Wisconsin’s campaign finance laws were overdue for change after a series of court decisions over the past year. In recent months, the courts have allowed coordination between campaigns and issue groups and allowed individuals to give unlimited amounts of money to political parties. We still question whether those decisions are in the best interest of the public. But state and federal judges have, effectively, rewritten Wisconsin law, and so the law itself should be brought up to date. But legislators and citizens who hold them accountable should take a close look at what Assembly Bill 387 would do. The tinkering will mean even more money in state politics, and the vast majority of it will be given in secret with no public disclosure. In the long run, that erodes trust in government. The campaign finance bill would double the amount that donors can give to candidates. For statewide office, contributors now would be able to give $20,000, and that amount would be adjusted for inflation every five years.
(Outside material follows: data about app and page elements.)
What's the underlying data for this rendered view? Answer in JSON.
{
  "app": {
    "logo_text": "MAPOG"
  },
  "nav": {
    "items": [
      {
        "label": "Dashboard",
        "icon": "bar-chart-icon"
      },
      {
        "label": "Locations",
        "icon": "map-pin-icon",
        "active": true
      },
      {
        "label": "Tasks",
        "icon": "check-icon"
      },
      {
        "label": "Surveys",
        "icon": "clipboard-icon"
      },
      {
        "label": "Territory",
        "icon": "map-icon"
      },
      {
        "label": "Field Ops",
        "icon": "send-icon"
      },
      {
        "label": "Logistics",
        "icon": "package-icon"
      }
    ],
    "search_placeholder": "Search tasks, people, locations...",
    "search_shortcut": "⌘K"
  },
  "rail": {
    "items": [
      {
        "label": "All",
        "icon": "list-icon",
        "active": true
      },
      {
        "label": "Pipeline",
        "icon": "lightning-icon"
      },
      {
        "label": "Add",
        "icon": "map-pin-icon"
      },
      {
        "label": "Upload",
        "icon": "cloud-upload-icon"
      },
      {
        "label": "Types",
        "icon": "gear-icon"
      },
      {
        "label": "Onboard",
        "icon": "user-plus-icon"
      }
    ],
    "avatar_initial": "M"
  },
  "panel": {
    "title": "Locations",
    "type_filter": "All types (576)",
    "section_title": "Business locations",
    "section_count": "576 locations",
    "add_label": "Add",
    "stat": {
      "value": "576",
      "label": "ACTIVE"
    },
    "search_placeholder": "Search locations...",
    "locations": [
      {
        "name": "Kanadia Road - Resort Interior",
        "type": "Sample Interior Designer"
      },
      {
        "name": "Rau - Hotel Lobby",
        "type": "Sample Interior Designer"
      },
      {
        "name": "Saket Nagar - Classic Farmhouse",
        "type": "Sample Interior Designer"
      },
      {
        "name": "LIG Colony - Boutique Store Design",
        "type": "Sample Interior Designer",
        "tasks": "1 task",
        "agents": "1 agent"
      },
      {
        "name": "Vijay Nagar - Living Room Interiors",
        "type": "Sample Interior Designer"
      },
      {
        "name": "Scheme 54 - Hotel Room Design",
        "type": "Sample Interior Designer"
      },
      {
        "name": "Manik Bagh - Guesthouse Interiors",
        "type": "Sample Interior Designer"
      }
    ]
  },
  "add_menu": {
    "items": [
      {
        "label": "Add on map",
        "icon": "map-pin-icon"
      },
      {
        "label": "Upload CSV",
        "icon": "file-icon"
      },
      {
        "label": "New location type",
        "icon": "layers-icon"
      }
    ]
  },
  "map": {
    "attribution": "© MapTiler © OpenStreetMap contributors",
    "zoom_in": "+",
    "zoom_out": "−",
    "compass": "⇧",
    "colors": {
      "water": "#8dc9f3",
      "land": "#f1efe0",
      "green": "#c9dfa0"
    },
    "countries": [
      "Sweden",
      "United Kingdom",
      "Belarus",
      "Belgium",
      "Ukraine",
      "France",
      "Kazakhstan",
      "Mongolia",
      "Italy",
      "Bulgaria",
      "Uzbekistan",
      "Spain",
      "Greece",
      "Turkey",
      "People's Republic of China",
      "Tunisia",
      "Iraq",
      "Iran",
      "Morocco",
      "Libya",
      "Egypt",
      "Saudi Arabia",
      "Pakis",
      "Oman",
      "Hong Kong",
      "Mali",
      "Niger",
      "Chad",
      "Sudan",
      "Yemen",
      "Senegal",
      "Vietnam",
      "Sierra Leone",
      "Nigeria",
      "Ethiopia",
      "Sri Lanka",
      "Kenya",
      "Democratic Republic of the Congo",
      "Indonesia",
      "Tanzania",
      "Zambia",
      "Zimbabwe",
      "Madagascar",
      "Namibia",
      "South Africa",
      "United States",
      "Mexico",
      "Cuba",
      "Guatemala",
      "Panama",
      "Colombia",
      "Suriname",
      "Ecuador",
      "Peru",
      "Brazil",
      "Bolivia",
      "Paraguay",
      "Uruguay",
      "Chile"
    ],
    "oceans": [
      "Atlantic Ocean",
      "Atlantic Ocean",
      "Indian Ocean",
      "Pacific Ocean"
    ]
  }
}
In deference to a decision by federal Judge Rudolph Randa last year, the bill also would let donors elude existing limits by allowing them to give as much as they want to political parties and campaign committees controlled by legislative leaders. The parties could then, in turn, make unlimited contributions to candidates.
The bill revamps state law in other ways to conform with court decisions. The state Supreme Court ruled earlier this year, for example, that issue groups and candidates can work together as long as those groups don’t tell citizens explicitly how to vote. The legislation allows such coordination. To most of us, those advertisements look a lot like campaign ads but no disclosure is required if the ads don’t use phrases such as “vote for” or “vote against.”